- About this exercise:
Output each record below exactly, and include all of them.

Records drawn from a dataset:
━━━━━━━━━━━━━━━━

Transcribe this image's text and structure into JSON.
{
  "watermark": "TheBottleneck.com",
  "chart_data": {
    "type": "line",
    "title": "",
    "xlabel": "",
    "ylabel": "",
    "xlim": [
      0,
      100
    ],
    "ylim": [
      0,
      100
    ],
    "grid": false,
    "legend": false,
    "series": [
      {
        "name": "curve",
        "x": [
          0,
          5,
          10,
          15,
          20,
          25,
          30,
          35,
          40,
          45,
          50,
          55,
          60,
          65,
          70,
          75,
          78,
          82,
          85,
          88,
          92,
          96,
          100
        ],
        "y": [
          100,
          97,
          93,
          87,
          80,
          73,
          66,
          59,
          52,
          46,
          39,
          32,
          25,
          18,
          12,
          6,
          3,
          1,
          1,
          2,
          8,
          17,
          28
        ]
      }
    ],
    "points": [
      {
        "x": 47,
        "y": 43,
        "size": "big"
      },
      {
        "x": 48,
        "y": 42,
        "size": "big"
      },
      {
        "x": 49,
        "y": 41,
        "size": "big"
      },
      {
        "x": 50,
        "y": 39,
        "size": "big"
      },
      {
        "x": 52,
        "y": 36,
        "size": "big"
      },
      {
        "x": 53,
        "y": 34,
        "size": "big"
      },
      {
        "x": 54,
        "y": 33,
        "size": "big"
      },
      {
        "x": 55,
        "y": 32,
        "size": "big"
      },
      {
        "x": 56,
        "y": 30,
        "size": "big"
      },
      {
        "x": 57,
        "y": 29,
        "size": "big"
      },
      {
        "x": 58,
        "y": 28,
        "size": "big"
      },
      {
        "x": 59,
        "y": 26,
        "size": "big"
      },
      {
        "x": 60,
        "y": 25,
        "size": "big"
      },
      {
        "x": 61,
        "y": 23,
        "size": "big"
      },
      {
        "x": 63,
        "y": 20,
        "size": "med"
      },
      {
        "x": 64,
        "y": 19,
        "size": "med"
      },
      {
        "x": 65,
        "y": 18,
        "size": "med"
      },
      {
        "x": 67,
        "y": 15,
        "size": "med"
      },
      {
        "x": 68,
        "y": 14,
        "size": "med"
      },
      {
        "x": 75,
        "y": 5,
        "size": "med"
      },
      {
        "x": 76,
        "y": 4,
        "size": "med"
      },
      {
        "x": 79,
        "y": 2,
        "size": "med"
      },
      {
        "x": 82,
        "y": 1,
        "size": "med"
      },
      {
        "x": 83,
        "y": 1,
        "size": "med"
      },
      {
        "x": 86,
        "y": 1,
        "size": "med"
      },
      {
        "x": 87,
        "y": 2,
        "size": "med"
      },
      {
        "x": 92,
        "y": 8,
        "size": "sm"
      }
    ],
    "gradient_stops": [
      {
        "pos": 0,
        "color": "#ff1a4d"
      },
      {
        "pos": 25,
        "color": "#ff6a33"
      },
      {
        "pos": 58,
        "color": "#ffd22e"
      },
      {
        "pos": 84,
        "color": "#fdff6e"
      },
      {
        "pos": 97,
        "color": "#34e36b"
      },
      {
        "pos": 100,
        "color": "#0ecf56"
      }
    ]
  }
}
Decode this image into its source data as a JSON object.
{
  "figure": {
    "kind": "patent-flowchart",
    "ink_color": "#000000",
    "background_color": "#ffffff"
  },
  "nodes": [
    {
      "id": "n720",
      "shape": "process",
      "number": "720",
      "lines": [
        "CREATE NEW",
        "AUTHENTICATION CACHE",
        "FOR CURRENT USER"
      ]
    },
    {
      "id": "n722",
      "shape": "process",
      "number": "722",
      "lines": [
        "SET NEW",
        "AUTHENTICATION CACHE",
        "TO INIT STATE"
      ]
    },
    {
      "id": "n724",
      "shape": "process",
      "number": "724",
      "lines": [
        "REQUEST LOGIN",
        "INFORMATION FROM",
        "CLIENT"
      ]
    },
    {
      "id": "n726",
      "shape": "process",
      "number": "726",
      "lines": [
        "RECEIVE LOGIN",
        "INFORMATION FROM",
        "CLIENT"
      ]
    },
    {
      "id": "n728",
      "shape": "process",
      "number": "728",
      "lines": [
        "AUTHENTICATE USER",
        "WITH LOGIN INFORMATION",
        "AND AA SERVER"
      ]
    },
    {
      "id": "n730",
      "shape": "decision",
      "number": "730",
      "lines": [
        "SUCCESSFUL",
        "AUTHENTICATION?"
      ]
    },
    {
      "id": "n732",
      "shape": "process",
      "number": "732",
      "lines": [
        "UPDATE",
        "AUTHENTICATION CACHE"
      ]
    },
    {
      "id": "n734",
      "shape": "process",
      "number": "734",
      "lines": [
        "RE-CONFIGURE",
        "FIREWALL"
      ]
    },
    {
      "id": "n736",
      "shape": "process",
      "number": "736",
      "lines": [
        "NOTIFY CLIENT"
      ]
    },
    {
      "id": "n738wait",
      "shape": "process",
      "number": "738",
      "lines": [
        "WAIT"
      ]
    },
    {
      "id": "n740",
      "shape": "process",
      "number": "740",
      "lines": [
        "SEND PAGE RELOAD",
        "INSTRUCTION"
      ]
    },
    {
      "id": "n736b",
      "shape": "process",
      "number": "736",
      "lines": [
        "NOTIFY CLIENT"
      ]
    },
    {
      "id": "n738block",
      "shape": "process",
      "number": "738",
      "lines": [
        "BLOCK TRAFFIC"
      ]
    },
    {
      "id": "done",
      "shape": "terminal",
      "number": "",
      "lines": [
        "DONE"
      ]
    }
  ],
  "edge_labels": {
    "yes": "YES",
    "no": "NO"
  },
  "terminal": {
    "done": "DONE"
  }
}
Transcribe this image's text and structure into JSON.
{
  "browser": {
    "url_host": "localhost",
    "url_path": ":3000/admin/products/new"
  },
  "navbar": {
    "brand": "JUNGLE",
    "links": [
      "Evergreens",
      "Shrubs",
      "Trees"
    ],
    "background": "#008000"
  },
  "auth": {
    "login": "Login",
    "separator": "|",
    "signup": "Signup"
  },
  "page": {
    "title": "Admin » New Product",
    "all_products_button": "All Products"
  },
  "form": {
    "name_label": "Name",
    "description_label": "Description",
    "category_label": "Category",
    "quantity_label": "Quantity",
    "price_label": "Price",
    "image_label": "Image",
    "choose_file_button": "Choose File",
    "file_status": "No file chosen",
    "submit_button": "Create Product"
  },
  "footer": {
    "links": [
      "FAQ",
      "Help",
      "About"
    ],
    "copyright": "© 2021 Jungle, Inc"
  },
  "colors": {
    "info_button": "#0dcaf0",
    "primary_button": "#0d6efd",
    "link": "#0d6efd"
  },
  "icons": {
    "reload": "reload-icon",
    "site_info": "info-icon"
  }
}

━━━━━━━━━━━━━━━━

- Exercise output:
Transcribe this image's text and structure into JSON.
{
  "watermark": "TheBottleneck.com",
  "chart_data": {
    "type": "line",
    "title": "",
    "xlabel": "",
    "ylabel": "",
    "xlim": [
      0,
      100
    ],
    "ylim": [
      0,
      100
    ],
    "grid": false,
    "legend": false,
    "series": [
      {
        "name": "curve",
        "x": [
          0,
          5,
          10,
          15,
          20,
          25,
          30,
          35,
          40,
          45,
          50,
          55,
          60,
          65,
          70,
          75,
          78,
          82,
          85,
          88,
          92,
          96,
          100
        ],
        "y": [
          100,
          97,
          93,
          87,
          80,
          73,
          66,
          59,
          52,
          46,
          39,
          32,
          25,
          18,
          12,
          6,
          3,
          1,
          1,
          2,
          8,
          17,
          28
        ]
      }
    ],
    "points": [
      {
        "x": 47,
        "y": 43,
        "size": "big"
      },
      {
        "x": 48,
        "y": 42,
        "size": "big"
      },
      {
        "x": 49,
        "y": 41,
        "size": "big"
      },
      {
        "x": 50,
        "y": 39,
        "size": "big"
      },
      {
        "x": 52,
        "y": 36,
        "size": "big"
      },
      {
        "x": 53,
        "y": 34,
        "size": "big"
      },
      {
        "x": 54,
        "y": 33,
        "size": "big"
      },
      {
        "x": 55,
        "y": 32,
        "size": "big"
      },
      {
        "x": 56,
        "y": 30,
        "size": "big"
      },
      {
        "x": 57,
        "y": 29,
        "size": "big"
      },
      {
        "x": 58,
        "y": 28,
        "size": "big"
      },
      {
        "x": 59,
        "y": 26,
        "size": "big"
      },
      {
        "x": 60,
        "y": 25,
        "size": "big"
      },
      {
        "x": 61,
        "y": 23,
        "size": "big"
      },
      {
        "x": 63,
        "y": 20,
        "size": "med"
      },
      {
        "x": 64,
        "y": 19,
        "size": "med"
      },
      {
        "x": 65,
        "y": 18,
        "size": "med"
      },
      {
        "x": 67,
        "y": 15,
        "size": "med"
      },
      {
        "x": 68,
        "y": 14,
        "size": "med"
      },
      {
        "x": 75,
        "y": 5,
        "size": "med"
      },
      {
        "x": 76,
        "y": 4,
        "size": "med"
      },
      {
        "x": 79,
        "y": 2,
        "size": "med"
      },
      {
        "x": 82,
        "y": 1,
        "size": "med"
      },
      {
        "x": 83,
        "y": 1,
        "size": "med"
      },
      {
        "x": 86,
        "y": 1,
        "size": "med"
      },
      {
        "x": 87,
        "y": 2,
        "size": "med"
      },
      {
        "x": 92,
        "y": 8,
        "size": "sm"
      }
    ],
    "gradient_stops": [
      {
        "pos": 0,
        "color": "#ff1a4d"
      },
      {
        "pos": 25,
        "color": "#ff6a33"
      },
      {
        "pos": 58,
        "color": "#ffd22e"
      },
      {
        "pos": 84,
        "color": "#fdff6e"
      },
      {
        "pos": 97,
        "color": "#34e36b"
      },
      {
        "pos": 100,
        "color": "#0ecf56"
      }
    ]
  }
}
Decode this image into its source data as a JSON object.
{
  "figure": {
    "kind": "patent-flowchart",
    "ink_color": "#000000",
    "background_color": "#ffffff"
  },
  "nodes": [
    {
      "id": "n720",
      "shape": "process",
      "number": "720",
      "lines": [
        "CREATE NEW",
        "AUTHENTICATION CACHE",
        "FOR CURRENT USER"
      ]
    },
    {
      "id": "n722",
      "shape": "process",
      "number": "722",
      "lines": [
        "SET NEW",
        "AUTHENTICATION CACHE",
        "TO INIT STATE"
      ]
    },
    {
      "id": "n724",
      "shape": "process",
      "number": "724",
      "lines": [
        "REQUEST LOGIN",
        "INFORMATION FROM",
        "CLIENT"
      ]
    },
    {
      "id": "n726",
      "shape": "process",
      "number": "726",
      "lines": [
        "RECEIVE LOGIN",
        "INFORMATION FROM",
        "CLIENT"
      ]
    },
    {
      "id": "n728",
      "shape": "process",
      "number": "728",
      "lines": [
        "AUTHENTICATE USER",
        "WITH LOGIN INFORMATION",
        "AND AA SERVER"
      ]
    },
    {
      "id": "n730",
      "shape": "decision",
      "number": "730",
      "lines": [
        "SUCCESSFUL",
        "AUTHENTICATION?"
      ]
    },
    {
      "id": "n732",
      "shape": "process",
      "number": "732",
      "lines": [
        "UPDATE",
        "AUTHENTICATION CACHE"
      ]
    },
    {
      "id": "n734",
      "shape": "process",
      "number": "734",
      "lines": [
        "RE-CONFIGURE",
        "FIREWALL"
      ]
    },
    {
      "id": "n736",
      "shape": "process",
      "number": "736",
      "lines": [
        "NOTIFY CLIENT"
      ]
    },
    {
      "id": "n738wait",
      "shape": "process",
      "number": "738",
      "lines": [
        "WAIT"
      ]
    },
    {
      "id": "n740",
      "shape": "process",
      "number": "740",
      "lines": [
        "SEND PAGE RELOAD",
        "INSTRUCTION"
      ]
    },
    {
      "id": "n736b",
      "shape": "process",
      "number": "736",
      "lines": [
        "NOTIFY CLIENT"
      ]
    },
    {
      "id": "n738block",
      "shape": "process",
      "number": "738",
      "lines": [
        "BLOCK TRAFFIC"
      ]
    },
    {
      "id": "done",
      "shape": "terminal",
      "number": "",
      "lines": [
        "DONE"
      ]
    }
  ],
  "edge_labels": {
    "yes": "YES",
    "no": "NO"
  },
  "terminal": {
    "done": "DONE"
  }
}
Transcribe this image's text and structure into JSON.
{
  "browser": {
    "url_host": "localhost",
    "url_path": ":3000/admin/products/new"
  },
  "navbar": {
    "brand": "JUNGLE",
    "links": [
      "Evergreens",
      "Shrubs",
      "Trees"
    ],
    "background": "#008000"
  },
  "auth": {
    "login": "Login",
    "separator": "|",
    "signup": "Signup"
  },
  "page": {
    "title": "Admin » New Product",
    "all_products_button": "All Products"
  },
  "form": {
    "name_label": "Name",
    "description_label": "Description",
    "category_label": "Category",
    "quantity_label": "Quantity",
    "price_label": "Price",
    "image_label": "Image",
    "choose_file_button": "Choose File",
    "file_status": "No file chosen",
    "submit_button": "Create Product"
  },
  "footer": {
    "links": [
      "FAQ",
      "Help",
      "About"
    ],
    "copyright": "© 2021 Jungle, Inc"
  },
  "colors": {
    "info_button": "#0dcaf0",
    "primary_button": "#0d6efd",
    "link": "#0d6efd"
  },
  "icons": {
    "reload": "reload-icon",
    "site_info": "info-icon"
  }
}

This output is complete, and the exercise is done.